Continue reading 'Mandatory Retirement for Partners in Ontario may be Illegal'»
In a decision that will be sure to have ripple effects beyond Ontario’s borders, an Ontario Superior Court judge has ruled that for the purposes of calculating an employer’s payroll, in order to determine whether an employee is entitled to statutory severance pursuant to section 64 of the Ontario Employment Standards Act, 2000, one looks at the employer’s entire payroll, not just that of its employees in Ontario.
The case is important because under a previous line of cases, the most recent of which being Altman v. Steve’s Music, 2011 ONSC 1480 (CanLII), the court had held that it was only the employer’s payroll in Ontario that was to be considered.
For employers with operations both inside and outside of Ontario, what the case means is that even if your operations in Ontario are modest, if the company’s total payroll exceeds the statutory limits of $2.5 million dollars, employees working in Ontario may now be entitled to statutory severance pay.
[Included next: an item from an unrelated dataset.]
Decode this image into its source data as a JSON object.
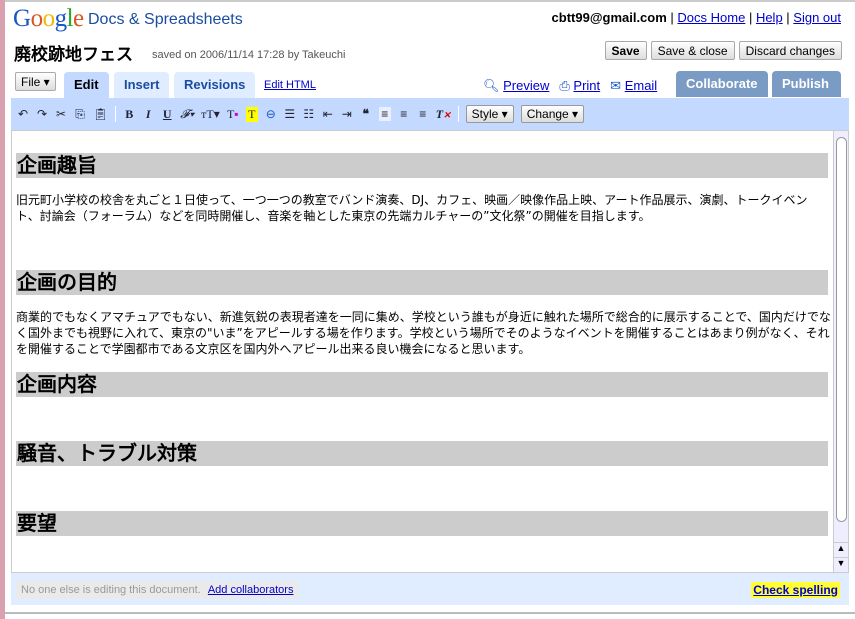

This decision has the potential to increase an employer’s contingent liability with respect to severance obligations by a factor of more than three!
Continue reading 'The Requirement to Pay Severance in Ontario Just Got a Lot More Complicated'»
The new legislation states that ALL employees must receive the minimum required training, including white collar and clerical staff.
Being July 1st, 2014, every employer in the province of Ontario will need to comply with the Ministry of Labour’s new Occupational Health and Safety Training Regulation. This new legislation may catch many employers off-guard. Past training requirements under the Occupational Health and Safety Act have resulted in employers focusing on employees involved in physical work and the resulting risk of injury. The new legislation states that ALL employees must receive the minimum required training, including white collar and clerical staff whom employers might not have associated with having a risk of injury in the workplace. In addition, all staff supervisors must also complete a separate health and safety training curriculum. Corporations failing to comply with the new requirements can face a maximum fine of $500,000 if successfully prosecuted.
Continue reading 'All Employers Required to Train Staff Under New Health & Safety Act'»
A common misconception among both employers and employees is that anyone who is fired from his or her job in Ontario is entitled to severance; that simply is not the case. However, saying that a dismissed employee is not entitled to “severance” does not mean that the employee is not entitled to anything. What employees are entitled to varies.
As is explained in more detailed on my Labour Pains blog, (see: What is Wrongful Dismissal) when people think of “severance” what they are actually thinking of is “notice.” “Notice” and “severance” are legal terms with defined meanings. Continue reading 'Not All Employees are Entitled to Severance'»
There are few good reasons to find oneself suddenly unemployed. However, of all the reasons to find oneself suddenly unemployed, the worst must be because one is sick.
This article will look at how to replace (at least in part) the income stream lost when an employee must focus his or her efforts on, and devote his or her time to, getting better rather than working.
There are a number of ways an employee who is unable to work for medical reasons can maintain an income stream. This three most common options are:
- Long-term disability benefits;
- Employment agreements; and
- EI Sickness Benefits.
Continue reading 'Income Replacement Options for Ill Employees'»